[Opening Given data section]
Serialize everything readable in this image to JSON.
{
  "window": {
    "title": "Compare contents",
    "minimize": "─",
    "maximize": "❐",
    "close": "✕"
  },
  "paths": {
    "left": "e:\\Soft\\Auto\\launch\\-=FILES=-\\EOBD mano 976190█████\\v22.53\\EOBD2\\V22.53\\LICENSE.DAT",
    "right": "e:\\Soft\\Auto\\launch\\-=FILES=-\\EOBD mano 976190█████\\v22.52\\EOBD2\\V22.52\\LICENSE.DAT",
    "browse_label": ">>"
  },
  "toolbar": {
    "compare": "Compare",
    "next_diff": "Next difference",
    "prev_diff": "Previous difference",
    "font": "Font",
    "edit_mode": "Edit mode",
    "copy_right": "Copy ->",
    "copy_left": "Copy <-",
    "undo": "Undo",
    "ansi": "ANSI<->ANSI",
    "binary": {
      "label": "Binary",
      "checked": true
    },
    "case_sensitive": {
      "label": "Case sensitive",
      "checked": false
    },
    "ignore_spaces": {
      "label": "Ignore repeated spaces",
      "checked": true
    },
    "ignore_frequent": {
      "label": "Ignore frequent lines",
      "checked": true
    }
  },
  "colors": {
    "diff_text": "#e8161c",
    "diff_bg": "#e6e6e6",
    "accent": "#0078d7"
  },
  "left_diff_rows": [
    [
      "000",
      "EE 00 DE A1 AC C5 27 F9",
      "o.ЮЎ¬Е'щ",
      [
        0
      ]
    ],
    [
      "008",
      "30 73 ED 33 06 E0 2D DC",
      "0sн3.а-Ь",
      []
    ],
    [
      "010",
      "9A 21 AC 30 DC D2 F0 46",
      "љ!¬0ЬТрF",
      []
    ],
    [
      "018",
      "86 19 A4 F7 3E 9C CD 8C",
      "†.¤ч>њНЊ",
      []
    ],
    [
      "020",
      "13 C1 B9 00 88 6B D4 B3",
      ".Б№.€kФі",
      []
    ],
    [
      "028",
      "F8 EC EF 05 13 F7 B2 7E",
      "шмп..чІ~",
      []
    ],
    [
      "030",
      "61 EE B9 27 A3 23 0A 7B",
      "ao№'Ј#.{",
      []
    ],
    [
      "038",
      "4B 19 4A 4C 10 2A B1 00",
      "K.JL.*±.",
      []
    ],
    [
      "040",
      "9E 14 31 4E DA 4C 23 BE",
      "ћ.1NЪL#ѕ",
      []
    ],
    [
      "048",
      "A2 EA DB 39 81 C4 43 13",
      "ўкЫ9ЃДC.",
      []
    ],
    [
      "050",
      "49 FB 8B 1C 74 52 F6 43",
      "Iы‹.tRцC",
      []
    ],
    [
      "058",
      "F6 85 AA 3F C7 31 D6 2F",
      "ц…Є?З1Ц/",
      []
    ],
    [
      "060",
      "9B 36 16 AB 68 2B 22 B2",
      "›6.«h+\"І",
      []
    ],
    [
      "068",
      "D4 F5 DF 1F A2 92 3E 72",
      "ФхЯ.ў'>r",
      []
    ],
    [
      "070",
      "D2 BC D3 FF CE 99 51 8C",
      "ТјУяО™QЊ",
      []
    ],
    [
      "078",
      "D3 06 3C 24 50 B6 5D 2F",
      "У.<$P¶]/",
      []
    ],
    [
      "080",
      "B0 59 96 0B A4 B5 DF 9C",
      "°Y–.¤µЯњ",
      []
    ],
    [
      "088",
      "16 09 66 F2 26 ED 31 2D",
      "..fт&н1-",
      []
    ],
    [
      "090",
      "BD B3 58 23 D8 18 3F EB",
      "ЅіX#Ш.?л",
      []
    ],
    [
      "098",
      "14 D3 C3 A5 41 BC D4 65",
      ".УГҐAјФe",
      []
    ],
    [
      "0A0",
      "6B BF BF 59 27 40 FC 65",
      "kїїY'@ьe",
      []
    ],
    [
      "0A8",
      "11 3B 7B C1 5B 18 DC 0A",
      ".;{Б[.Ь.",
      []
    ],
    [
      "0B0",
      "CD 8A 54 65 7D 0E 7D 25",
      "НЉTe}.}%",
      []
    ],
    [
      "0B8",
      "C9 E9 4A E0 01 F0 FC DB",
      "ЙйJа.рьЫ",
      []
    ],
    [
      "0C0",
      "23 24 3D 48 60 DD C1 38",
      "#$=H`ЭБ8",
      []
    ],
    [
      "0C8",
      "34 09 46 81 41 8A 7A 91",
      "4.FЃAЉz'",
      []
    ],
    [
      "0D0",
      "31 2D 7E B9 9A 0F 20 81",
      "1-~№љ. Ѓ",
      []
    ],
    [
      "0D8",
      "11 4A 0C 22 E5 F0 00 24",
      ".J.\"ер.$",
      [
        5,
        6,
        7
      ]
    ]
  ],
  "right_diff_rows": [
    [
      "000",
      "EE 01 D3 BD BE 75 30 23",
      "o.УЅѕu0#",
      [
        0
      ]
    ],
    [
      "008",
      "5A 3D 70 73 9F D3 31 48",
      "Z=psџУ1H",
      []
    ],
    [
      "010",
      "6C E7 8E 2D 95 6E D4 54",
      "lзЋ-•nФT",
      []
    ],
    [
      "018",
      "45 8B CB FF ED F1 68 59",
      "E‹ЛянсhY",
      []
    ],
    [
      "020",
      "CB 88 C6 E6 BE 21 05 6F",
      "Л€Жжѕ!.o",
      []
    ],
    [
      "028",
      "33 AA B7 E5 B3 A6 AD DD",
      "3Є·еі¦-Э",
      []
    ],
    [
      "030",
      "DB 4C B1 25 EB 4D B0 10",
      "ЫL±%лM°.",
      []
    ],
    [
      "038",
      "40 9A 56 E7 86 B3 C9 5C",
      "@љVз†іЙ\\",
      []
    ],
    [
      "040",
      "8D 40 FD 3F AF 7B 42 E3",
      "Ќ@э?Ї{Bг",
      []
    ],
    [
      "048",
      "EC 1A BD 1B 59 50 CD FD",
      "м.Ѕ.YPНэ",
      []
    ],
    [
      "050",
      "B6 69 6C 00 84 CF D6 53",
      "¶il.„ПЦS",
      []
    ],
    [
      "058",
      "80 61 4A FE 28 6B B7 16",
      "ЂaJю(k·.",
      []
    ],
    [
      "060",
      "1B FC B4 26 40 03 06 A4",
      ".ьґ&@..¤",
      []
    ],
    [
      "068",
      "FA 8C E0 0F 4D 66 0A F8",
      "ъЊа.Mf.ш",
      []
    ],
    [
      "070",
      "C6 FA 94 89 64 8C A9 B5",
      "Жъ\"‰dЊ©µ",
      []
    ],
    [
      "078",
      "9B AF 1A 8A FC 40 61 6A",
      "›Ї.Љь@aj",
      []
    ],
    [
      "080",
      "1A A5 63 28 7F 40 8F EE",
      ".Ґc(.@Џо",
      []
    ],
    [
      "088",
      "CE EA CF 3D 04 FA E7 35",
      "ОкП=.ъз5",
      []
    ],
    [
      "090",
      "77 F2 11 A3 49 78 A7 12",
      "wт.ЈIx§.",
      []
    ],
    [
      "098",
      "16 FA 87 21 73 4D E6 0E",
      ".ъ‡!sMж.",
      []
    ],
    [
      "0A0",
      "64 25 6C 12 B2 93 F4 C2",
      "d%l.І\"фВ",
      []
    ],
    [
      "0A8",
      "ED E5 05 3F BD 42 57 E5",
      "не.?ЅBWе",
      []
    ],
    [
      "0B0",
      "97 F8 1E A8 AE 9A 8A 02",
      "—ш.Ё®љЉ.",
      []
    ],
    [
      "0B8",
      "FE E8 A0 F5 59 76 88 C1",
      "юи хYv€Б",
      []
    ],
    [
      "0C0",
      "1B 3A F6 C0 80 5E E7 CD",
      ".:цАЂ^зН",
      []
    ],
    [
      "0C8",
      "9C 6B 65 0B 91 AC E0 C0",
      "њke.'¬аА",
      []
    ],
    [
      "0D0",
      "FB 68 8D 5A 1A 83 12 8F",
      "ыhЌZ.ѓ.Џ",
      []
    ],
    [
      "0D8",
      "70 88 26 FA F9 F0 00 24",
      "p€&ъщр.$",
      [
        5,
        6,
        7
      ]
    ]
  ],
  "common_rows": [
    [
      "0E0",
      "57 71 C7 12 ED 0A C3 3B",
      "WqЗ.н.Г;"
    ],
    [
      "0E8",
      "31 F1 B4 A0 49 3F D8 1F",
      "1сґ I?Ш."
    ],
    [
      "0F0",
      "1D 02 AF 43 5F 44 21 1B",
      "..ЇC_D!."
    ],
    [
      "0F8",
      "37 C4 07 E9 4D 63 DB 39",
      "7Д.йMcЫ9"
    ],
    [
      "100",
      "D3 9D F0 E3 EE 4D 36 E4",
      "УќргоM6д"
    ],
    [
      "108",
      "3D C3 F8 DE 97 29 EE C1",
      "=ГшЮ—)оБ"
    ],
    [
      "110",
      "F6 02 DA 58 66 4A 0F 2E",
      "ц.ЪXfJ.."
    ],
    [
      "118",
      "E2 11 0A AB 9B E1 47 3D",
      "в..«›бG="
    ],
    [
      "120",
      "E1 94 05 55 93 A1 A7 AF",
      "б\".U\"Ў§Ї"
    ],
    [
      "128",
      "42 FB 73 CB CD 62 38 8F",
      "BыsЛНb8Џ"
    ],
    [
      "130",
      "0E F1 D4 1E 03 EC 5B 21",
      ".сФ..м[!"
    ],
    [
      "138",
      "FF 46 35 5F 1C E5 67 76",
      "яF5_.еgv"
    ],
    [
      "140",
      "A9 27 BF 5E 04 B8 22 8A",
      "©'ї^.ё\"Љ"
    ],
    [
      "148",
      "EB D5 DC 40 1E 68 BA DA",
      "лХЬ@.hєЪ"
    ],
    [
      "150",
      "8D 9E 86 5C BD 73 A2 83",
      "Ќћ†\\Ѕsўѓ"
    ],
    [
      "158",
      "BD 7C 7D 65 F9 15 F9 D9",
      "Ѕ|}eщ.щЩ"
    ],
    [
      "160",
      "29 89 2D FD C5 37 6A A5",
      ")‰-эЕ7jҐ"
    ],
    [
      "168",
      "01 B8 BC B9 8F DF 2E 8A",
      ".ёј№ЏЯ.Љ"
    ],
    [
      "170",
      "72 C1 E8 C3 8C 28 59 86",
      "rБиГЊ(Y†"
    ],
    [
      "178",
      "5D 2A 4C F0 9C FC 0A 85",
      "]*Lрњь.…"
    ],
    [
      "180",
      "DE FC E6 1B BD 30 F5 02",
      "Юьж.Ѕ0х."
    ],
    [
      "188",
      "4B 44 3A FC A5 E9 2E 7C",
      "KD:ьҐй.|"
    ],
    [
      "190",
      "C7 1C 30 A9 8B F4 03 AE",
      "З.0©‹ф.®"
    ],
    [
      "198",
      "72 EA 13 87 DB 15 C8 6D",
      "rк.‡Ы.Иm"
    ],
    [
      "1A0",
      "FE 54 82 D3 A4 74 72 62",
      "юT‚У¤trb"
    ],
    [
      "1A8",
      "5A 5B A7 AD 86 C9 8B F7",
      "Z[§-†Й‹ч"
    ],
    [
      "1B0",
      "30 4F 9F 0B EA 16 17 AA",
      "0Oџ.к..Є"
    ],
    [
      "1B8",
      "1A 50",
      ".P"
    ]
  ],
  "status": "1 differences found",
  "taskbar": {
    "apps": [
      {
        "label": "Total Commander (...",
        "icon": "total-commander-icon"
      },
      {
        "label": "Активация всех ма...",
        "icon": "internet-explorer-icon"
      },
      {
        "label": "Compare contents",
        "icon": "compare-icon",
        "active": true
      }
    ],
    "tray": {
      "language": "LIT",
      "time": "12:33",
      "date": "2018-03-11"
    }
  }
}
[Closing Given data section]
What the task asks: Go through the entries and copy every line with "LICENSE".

Exercise answer:
    "left": "e:\\Soft\\Auto\\launch\\-=FILES=-\\EOBD mano 976190█████\\v22.53\\EOBD2\\V22.53\\LICENSE.DAT",
    "right": "e:\\Soft\\Auto\\launch\\-=FILES=-\\EOBD mano 976190█████\\v22.52\\EOBD2\\V22.52\\LICENSE.DAT",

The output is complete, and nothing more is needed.